- Do Not Sit For More Than 30 Minutes at a Time. Many people have been experiencing increased back and neck pain due to prolonged periods of sitting, especially working in front of their computers. Our muscles and joints stiffen from sustaining any posture, especially sitting, for too long. So take frequent breaks from work at the computer. Walk around, get some water, stretch, etc.
- Sleep With Pillows Under or Between Your Knees. If you are a back sleeper, a pillow or two under your knees will help take the pressure off your back and allow your spine to heal throughout the night. If you are a side sleeper, then a pillow between your knees is ideal to keep your spine in proper alignment. The pillow under your head should be just high enough, but not too high to maintain proper neck alignment. This height is different for everyone. If you are a stomach sleeper, place a pillow under your belly to prevent the spine from going into an excessive lordosis.
- Sleep On a Mattress That Is Firm Enough To Support Your Spine. If your mattress is older than 10 years, it may be time to invest in a new mattress. As a mattress ages, it tends to sag and soften, and eventually not provide enough support for your spine. Your mattress should be firm enough to keep your spine in alignment, but soft enough for comfort which is a matter of personal preference.
- Take Walks Outside. Walking provides a gentle rotation for your spine which helps keep it mobile. Walking will also stimulate blood flow to the muscles of the spine and legs which is necessary for nutrition and healing of the spine. Walking outside in nature has an additional benefit of stress reduction.
- Breathe Into Your Belly.

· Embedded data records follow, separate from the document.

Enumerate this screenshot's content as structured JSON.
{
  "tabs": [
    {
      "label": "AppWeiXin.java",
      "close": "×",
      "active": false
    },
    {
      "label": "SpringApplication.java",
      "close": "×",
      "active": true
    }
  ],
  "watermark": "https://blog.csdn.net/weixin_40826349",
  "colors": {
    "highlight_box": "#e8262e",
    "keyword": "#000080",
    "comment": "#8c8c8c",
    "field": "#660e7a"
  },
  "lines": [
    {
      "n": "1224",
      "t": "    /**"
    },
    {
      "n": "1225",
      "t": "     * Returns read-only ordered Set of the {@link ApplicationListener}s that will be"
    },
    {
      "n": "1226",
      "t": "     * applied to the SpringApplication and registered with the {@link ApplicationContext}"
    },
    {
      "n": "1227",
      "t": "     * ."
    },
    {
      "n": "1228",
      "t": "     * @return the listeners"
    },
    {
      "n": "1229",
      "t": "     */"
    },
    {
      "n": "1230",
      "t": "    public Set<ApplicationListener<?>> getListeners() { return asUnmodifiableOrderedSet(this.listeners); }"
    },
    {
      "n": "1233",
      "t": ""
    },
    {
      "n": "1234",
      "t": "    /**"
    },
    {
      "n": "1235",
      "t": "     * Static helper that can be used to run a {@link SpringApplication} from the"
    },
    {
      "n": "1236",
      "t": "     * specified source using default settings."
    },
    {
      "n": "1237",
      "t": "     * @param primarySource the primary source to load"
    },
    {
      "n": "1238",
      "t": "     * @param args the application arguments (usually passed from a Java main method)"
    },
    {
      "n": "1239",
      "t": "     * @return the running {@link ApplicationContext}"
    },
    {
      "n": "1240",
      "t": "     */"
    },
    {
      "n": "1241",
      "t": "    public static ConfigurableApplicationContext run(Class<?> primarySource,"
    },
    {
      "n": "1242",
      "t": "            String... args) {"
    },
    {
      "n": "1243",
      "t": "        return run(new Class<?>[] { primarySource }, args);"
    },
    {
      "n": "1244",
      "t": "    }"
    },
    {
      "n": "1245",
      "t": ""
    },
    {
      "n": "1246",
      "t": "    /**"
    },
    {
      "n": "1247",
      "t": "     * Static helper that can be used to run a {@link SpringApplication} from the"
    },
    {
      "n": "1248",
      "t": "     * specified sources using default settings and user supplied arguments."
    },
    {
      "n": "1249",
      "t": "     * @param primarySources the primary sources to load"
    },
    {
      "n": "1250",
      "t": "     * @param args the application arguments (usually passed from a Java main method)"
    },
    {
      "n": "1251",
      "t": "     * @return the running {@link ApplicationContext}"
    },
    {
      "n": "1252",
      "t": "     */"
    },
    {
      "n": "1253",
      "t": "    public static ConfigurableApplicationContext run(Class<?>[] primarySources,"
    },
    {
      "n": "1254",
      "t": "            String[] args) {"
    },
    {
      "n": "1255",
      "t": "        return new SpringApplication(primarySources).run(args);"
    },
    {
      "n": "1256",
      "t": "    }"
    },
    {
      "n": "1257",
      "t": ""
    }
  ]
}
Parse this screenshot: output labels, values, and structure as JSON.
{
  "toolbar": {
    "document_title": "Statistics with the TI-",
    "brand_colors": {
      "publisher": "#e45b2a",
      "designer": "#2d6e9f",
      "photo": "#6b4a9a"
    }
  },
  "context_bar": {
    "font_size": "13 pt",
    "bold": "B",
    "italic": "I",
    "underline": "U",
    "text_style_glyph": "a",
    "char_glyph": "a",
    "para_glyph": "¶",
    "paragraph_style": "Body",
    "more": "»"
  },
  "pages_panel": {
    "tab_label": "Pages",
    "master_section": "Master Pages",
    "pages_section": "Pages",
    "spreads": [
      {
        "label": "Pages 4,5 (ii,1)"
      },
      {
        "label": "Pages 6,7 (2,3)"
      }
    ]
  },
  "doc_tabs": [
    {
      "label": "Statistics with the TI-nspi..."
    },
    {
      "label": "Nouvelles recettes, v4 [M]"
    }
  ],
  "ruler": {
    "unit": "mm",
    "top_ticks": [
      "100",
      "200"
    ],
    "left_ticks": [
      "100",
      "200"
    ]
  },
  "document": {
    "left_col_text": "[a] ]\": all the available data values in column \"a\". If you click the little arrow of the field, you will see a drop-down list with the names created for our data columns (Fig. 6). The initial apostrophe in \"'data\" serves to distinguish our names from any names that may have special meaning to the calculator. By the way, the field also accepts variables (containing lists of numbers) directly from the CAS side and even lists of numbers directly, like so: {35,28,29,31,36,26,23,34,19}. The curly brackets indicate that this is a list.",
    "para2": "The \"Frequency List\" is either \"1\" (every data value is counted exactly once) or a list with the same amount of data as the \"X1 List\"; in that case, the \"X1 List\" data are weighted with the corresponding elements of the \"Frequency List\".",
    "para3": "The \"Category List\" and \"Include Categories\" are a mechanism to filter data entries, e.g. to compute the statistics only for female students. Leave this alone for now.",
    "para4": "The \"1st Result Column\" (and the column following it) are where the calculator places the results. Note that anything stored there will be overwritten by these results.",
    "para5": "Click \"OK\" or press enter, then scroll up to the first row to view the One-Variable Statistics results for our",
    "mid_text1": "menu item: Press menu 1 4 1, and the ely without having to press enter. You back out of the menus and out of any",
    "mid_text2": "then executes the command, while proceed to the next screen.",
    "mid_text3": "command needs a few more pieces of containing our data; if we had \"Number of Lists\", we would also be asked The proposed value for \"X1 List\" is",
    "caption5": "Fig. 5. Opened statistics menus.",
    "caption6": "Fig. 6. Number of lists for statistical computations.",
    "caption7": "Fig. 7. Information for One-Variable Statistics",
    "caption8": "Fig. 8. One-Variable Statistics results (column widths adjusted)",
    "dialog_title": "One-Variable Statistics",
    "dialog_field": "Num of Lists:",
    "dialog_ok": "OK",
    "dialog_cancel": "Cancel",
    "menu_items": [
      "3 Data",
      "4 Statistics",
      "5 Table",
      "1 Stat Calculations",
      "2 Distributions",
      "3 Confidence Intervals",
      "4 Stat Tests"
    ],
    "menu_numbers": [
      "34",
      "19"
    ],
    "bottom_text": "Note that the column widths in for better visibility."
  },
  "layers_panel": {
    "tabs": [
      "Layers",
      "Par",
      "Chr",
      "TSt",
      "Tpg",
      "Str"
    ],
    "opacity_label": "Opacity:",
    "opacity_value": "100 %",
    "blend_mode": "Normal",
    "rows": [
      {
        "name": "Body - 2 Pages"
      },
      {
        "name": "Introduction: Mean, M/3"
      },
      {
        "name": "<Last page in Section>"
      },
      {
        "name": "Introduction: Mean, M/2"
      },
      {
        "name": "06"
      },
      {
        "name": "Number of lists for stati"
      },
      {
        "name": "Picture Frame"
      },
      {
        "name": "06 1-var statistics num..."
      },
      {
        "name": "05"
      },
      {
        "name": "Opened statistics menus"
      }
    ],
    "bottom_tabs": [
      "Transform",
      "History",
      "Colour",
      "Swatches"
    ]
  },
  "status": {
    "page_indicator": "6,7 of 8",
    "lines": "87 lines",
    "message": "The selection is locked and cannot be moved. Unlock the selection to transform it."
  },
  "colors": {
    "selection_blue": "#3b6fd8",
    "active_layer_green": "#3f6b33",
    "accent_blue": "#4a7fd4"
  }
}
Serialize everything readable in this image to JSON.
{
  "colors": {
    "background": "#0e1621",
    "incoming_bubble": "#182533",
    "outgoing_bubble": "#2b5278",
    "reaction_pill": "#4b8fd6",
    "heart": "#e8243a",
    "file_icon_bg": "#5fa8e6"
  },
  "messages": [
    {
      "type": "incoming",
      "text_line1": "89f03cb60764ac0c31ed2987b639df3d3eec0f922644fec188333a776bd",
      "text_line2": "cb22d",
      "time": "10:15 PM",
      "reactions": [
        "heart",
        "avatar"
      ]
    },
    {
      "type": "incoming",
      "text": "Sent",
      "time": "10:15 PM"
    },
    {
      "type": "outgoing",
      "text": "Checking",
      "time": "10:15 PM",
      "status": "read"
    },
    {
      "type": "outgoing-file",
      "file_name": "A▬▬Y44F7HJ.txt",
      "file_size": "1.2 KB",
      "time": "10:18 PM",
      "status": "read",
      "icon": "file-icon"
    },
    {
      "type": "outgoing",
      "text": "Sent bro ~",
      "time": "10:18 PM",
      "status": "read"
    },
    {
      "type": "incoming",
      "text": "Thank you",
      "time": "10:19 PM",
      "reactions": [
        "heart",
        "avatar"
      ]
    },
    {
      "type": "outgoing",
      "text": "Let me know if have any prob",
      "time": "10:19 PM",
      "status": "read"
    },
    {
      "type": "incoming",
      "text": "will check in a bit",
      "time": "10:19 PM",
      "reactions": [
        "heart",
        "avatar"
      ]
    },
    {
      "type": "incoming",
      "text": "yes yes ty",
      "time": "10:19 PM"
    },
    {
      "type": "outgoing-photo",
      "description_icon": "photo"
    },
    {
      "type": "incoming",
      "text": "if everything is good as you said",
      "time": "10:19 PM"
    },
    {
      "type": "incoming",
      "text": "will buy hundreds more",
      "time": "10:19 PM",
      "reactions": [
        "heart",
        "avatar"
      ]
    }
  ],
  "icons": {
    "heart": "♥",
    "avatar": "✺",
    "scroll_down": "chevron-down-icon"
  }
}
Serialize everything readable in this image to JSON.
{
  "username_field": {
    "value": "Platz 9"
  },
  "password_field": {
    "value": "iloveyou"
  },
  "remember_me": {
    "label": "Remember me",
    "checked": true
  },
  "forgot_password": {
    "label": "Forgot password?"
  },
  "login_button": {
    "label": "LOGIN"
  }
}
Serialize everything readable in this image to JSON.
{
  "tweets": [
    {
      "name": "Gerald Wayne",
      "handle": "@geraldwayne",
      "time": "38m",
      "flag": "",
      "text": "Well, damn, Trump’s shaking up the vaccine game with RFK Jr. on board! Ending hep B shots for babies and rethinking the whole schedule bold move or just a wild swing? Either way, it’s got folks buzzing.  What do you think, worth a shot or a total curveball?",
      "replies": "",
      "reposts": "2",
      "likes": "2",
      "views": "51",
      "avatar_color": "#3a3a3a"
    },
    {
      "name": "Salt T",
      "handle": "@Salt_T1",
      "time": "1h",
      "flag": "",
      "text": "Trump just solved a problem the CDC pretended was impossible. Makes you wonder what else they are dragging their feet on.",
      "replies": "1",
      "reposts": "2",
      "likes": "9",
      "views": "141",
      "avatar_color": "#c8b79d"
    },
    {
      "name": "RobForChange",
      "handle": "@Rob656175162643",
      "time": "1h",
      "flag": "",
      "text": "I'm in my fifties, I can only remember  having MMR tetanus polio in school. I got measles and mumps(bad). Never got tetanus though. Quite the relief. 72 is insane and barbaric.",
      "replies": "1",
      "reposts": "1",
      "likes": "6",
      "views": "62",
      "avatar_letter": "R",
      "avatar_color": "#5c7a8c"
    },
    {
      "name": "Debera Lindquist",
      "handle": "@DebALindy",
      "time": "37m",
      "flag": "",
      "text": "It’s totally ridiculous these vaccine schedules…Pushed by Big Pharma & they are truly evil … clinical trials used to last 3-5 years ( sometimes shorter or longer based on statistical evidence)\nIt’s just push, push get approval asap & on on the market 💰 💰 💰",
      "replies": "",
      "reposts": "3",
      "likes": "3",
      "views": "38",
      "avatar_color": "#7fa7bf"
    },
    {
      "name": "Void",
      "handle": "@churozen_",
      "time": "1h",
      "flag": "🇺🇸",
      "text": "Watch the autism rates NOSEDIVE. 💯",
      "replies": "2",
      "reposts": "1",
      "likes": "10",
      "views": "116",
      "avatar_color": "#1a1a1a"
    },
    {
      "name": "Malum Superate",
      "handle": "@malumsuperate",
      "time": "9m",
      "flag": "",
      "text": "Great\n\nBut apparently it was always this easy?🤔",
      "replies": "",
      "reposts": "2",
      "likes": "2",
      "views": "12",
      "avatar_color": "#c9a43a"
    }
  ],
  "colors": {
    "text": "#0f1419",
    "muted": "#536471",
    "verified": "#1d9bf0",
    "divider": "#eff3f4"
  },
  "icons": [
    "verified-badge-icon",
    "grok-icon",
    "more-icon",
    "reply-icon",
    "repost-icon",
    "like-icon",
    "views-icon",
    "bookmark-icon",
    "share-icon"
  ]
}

Breathing into your belly, or diaphragmatic breathing, is a healthier way to breathe for your spine, and especially for your neck. Many people breathe too fast and they also breathe more into their chests, as opposed to in their bellies. We are meant to use a large muscle under our rib cage, called the respiratory diaphragm for inhalation. The problem with chest breathing is that we are taking in less air with each breath and therefore breathing faster than is necessary, and we will be using accessory muscles in our necks to lift the rib cage. This will tighten our necks and shoulders, causing pain and spasm over time.
I hope you found this information helpful. We specialize in treating chronic back and neck pain using a gentle, “hands on” treatment called Myofascial Release (MFR), which has helped many people with back and neck pain, even when all else has failed. If you have any questions do not hesitate to reach out to one of our physical therapists at either of our 2 locations in Babylon and Massapequa, Long Island, New York at 631-376-0600 or 516-590-7611.